ZAMBIAN MUSICIANS OUGHT TO BE DEFENDERS OF THE SUFFURING MASSES AND NOT DAIPERS FOR POLITICIANS
By Maiko Zulu
So it seems the artificial ‘support to artistes’ has finally run its usual race and artistes are once again realizing that politicians and governments will only need them at their convenience and particularly when they want the artistes to support their campaigns.
From the time the gassing of innocent citizens (by the way we still need answers to this) and through the lockdown measures of the COVID-19 pandemic, most musicians have had no performing jobs and as far as I can see, there has been no deliberate relief measures either by government or by any opposition party to support musicians and other performers. The many organisations that use artistes for their various campaigns have equally abandoned the artistes during their time of critical need. Even the National Arts Council seems nowhere in the picture apart from drawing salaries and incentives for themselves. A number of artistes are hungry today and because of their celebrity status, even their own friends and family think it’s a joke when these artistes ask for financial help. In other societies, issues of depression among artistes would be interrogated. Even money that ZNBC owes musicians for royalties through ZAMCOPS is nowhere in sight. And this is close to K2m if not more.

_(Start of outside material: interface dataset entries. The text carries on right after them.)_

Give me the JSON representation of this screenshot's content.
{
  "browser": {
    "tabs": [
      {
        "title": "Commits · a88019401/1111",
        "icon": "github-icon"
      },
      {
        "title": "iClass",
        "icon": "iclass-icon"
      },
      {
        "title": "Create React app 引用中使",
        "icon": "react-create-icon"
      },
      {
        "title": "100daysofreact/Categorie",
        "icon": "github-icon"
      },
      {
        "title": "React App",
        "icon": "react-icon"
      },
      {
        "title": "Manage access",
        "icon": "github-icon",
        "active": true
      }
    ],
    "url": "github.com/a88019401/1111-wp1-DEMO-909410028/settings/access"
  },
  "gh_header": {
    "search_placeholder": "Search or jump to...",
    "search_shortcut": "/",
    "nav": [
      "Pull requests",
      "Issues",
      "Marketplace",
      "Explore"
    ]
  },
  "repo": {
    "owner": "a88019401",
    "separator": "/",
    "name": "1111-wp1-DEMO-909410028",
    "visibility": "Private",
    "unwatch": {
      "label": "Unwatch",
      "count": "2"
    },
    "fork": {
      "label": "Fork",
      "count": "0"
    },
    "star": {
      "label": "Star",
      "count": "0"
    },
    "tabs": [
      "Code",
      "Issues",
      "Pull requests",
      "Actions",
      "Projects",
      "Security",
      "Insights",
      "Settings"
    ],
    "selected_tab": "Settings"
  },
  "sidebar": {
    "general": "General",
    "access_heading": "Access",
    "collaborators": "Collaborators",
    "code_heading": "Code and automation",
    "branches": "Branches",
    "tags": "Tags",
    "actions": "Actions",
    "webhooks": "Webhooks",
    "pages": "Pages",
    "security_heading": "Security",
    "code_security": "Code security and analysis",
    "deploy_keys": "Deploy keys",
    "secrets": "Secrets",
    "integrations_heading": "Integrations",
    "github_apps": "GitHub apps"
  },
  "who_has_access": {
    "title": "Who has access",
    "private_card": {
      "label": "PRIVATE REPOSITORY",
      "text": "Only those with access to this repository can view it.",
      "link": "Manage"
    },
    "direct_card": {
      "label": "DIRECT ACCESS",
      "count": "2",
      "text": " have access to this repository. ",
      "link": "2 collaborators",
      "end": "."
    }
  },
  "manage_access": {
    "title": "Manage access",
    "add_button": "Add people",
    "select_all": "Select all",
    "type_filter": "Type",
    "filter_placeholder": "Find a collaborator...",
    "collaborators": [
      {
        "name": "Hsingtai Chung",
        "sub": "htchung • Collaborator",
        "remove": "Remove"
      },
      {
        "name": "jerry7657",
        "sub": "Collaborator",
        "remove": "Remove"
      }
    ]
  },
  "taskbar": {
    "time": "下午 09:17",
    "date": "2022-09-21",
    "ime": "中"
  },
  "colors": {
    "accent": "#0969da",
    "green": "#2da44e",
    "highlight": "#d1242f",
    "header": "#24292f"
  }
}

For artistes, this should be a point of realisation that no matter how much you help them, politicians have no place for you when it matters most except for a few who double between being artistes and being professional praise singers. Without campaigns or by elections, you are on your own as before.
Now is the time for artistes to advocate for good governance, accountability and integrity among policy makers because this is the only way artistes are going to sit on the same table and enjoy the national cake to which they contribute in baking. Now is the time for artistes inspire and educate the citizenry and to sing the song of the silent majority who sacrifice their dignity in facing this artificial poverty.
As we approach another general election, Artistes should not be daipers for politicians but rather be sources of vital advice and provide solutions for those in positions of authority. Artistes ought to be relevant in the quest for justice for all by inciting their followers to elect responsible leaders and to to be the nation’s watchdogs.